The WTB Trailblazer features a fast-rolling tread pattern with fairly tall but closely-spaced square knobs. The centerline sports an almost continuous line of tread, while the transition and side knobs get a little more breathing room to grab the terrain. However, the overall tire profile ends up being squarish (clearly calculated to make sure these tires fit most 29er frames) which places the side knobs where riders might expect to find transition in corners. As such, I found myself leaning into corners less aggressively to avoid slipping on the sidewalls.
Of course, one way to deal with a mohawk-style tread profile is to run lower pressures in hopes of allowing the tire to conform better to the terrain.

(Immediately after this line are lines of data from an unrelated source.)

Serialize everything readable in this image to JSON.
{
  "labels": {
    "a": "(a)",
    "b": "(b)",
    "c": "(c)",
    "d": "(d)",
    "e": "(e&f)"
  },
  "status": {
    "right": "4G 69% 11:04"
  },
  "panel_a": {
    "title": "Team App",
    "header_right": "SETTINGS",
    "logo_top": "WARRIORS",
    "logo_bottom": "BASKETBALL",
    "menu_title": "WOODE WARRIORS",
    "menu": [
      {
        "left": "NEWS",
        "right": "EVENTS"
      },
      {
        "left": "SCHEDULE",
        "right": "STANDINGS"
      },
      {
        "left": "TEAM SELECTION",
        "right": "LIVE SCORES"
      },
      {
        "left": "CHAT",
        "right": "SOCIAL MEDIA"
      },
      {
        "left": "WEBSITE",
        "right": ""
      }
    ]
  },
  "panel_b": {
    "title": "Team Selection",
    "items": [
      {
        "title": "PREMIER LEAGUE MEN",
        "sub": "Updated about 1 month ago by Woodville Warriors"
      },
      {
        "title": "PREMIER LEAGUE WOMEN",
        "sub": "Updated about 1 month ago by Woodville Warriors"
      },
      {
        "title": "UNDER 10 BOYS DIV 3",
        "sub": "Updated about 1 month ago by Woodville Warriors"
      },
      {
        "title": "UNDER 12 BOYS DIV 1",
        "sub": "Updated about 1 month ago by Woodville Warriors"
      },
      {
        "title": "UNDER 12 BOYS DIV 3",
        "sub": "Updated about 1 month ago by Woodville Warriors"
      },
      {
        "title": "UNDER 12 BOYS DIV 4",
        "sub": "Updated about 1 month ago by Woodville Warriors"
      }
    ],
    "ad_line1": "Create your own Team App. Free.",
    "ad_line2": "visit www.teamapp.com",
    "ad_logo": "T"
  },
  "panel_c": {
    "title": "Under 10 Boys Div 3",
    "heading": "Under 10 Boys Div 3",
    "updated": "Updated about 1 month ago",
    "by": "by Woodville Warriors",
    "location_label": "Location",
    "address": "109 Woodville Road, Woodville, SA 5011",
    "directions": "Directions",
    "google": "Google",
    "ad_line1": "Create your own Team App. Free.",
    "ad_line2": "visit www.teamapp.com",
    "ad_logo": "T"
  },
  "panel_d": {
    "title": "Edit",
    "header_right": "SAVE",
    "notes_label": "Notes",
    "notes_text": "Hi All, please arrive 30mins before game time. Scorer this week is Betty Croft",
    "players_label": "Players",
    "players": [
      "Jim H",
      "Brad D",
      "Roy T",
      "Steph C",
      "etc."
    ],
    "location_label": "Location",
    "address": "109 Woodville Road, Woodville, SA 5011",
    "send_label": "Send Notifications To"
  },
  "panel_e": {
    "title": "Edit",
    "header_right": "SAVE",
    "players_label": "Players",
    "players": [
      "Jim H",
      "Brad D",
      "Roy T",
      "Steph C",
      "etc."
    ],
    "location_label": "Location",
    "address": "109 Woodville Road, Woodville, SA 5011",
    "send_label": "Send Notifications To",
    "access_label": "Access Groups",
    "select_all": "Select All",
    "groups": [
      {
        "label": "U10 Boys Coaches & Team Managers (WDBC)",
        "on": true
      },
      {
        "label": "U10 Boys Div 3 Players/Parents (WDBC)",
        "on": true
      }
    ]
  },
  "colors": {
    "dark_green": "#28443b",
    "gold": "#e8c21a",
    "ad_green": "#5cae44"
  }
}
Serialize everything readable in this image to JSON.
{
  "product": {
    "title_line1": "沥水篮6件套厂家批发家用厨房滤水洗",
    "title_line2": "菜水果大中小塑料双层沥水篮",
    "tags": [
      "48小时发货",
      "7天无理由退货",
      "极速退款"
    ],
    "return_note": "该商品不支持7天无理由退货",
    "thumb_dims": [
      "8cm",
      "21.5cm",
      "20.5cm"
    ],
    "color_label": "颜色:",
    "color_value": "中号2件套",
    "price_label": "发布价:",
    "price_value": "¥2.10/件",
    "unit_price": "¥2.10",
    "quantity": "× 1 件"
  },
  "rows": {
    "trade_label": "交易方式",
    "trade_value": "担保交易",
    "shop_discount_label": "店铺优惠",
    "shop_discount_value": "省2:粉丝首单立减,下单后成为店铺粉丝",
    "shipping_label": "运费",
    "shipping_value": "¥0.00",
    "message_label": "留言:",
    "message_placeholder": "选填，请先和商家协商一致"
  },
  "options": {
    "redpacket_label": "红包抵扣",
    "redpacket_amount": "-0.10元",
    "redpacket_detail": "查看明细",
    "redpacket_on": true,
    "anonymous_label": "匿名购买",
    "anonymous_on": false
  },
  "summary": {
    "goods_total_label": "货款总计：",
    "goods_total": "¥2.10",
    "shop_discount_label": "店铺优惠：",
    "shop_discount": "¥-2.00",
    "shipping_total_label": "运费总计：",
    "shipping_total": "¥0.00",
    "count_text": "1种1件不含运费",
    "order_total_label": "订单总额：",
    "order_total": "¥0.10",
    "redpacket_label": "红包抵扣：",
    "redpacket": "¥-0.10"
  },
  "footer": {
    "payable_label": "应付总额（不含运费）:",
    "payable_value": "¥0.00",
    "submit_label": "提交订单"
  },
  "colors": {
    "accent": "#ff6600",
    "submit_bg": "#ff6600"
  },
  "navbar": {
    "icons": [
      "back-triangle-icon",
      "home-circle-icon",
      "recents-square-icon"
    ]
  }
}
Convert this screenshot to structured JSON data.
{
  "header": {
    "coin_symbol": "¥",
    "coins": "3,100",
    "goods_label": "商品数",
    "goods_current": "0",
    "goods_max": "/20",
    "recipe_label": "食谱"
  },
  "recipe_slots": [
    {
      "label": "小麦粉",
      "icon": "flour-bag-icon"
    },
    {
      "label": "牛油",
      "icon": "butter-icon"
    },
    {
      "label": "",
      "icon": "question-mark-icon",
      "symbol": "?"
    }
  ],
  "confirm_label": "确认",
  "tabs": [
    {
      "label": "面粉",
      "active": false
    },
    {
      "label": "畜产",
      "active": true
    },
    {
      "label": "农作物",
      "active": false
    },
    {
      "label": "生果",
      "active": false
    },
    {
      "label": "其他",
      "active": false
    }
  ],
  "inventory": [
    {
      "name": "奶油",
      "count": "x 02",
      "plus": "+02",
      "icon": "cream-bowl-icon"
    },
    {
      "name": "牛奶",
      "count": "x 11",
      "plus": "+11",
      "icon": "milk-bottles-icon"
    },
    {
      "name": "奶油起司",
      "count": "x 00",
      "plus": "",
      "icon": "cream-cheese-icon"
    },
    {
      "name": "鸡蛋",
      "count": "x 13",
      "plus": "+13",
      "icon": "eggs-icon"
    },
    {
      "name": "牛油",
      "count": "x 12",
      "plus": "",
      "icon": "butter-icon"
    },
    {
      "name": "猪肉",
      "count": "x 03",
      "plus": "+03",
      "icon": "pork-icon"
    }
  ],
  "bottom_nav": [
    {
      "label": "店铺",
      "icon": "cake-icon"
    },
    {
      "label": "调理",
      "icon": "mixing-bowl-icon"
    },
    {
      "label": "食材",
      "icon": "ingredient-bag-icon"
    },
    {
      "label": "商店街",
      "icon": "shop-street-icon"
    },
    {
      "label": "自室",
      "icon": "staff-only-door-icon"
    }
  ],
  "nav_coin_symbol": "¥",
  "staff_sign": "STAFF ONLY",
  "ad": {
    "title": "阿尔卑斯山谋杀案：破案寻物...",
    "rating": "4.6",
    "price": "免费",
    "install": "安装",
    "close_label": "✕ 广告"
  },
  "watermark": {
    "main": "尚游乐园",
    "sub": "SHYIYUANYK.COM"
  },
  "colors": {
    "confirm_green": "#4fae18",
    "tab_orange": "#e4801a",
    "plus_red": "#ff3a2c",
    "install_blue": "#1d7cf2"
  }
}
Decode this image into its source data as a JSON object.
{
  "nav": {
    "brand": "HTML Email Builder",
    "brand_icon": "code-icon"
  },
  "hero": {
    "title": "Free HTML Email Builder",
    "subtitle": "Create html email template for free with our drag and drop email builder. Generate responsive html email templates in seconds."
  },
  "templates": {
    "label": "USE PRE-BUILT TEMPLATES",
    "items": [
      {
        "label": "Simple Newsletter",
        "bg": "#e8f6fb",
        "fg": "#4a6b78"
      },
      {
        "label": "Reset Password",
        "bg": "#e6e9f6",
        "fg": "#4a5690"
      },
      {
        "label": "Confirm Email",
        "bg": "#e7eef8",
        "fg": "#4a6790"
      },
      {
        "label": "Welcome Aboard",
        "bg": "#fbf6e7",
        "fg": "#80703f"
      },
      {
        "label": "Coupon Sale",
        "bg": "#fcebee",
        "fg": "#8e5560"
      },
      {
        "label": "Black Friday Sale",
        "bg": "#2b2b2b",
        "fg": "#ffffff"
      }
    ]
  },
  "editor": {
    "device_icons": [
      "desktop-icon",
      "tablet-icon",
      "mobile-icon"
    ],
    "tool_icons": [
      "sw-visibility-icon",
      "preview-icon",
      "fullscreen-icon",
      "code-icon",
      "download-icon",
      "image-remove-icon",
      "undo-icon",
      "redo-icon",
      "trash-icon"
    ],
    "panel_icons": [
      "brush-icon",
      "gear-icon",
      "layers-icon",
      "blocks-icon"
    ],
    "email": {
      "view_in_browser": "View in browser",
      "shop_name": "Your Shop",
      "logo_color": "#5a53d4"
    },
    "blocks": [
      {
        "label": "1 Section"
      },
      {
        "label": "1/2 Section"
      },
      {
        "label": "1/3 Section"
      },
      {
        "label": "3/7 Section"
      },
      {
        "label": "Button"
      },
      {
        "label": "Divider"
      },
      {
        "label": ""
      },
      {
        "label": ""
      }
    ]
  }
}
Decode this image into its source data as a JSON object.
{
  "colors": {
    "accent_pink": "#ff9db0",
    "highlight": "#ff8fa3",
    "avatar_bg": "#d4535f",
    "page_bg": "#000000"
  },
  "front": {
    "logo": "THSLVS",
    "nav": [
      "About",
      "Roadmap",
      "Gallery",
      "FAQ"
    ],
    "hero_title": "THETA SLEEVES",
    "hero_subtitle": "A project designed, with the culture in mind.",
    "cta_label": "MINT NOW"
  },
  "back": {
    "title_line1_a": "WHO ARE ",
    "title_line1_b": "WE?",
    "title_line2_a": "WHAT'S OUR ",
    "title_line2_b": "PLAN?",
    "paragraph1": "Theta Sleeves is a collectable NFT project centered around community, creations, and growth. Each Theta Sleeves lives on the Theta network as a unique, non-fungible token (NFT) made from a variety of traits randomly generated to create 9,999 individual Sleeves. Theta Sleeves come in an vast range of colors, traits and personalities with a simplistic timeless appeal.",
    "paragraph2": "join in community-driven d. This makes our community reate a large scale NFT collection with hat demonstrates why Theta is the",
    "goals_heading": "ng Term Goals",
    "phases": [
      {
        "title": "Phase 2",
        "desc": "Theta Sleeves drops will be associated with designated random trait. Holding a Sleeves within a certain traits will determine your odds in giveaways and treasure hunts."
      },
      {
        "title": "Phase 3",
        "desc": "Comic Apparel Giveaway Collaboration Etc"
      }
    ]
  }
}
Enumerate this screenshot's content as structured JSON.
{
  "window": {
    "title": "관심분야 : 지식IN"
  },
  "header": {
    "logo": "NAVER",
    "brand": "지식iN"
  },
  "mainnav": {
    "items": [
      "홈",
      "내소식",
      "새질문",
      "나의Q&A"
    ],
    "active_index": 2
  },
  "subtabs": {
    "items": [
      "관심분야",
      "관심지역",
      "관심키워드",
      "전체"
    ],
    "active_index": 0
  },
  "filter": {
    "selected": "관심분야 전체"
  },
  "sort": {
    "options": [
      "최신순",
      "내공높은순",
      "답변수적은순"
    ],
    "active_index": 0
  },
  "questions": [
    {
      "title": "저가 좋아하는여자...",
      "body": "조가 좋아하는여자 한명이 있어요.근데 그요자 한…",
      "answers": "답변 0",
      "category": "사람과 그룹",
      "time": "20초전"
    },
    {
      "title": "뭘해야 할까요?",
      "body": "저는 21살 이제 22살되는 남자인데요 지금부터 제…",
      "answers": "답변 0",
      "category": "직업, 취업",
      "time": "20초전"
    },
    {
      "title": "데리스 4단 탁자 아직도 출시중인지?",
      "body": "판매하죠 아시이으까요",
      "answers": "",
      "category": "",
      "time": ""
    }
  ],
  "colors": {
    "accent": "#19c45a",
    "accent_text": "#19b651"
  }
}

That’s certainly one of the benefits to plus-size tires, though curiously WTB placed a label on the tire stating “ride only at these tire pressure ratings: 30-45psi.” Now, keep in mind this is a tubeless tire and it’s plus-size, so I would assume most riders can get away with pressures in the low 20s. Perhaps this warning was put in place by overzealous lawyers but suffice it to say, riders will get much better performance out of the Trailblazer at the lower end of the spectrum.
The Trailblazers get WTB’s TCS (tubeless compatible system) label, and I’ve been running these tires tubelessly throughout testing. I was able to air up both front and rear tires on WTB Scraper rims using just a floor pump and zero soapy water. In fact, although I had sealant in the tires at the time, I probably didn’t even need that. These tires work extremely well with WTB rims and I haven’t experienced any sealant leaks or burps on the trail. The rear tire seems to have a slow leak (we’re talking about adding air once a week), though I don’t know if it’s the tire, rim, or valve.
WTB claims these tires weigh 980g and feature a lightweight casing. The Trailblazers are dual compound, which means the center tread should be longer lasting while the side and transition knobs utilize a grippier rubber compound.
I’ve been testing these tires for several weeks now, and I have a real love/hate relationship with the Trailblazers. I love the added volume of a 2.8-inch tire and the fact that it fits in my full-suspension 29er frame. On dry trails I can simply rail with this tire and my bike feels like it’s more dialed than it’s ever been. The Trailblazers simply float over loose soil and embrace rock gardens with a big marshmallow hug.
But when I try to lay the bike down a little too low in a corner or I hit something off camber in wet conditions, the Trailblazers are disappointing. (Interestingly, neither the front or rear seemed to work better or worse than the other, no matter what the conditions.) These tires aren’t great at mud shedding either, which can be an issue since most riders will have little side clearance on 29er conversions. As a point of comparison, I found the negative handling characteristics to be similar to my experience with Hutchinson Pythons.
To be fair, I understand why the Trailblazer struggles in these conditions: after all, a rounder profile and more robust side knobs would mean less volume in a 29er frame. At the end of the day, the love side of the equation wins out for me–I never stay mad at the Trailblazers for long!
If you want to give the Trailblazers a try this summer, good luck. WTB is all sold out (this is at least the second time) and the company doesn’t expect to receive another shipment until late June. The Trailblazers offer a good solution for anyone with a 29er who is ready to step up to plus-size riding!
Thanks to WTB for providing the Trailblazer tires for review.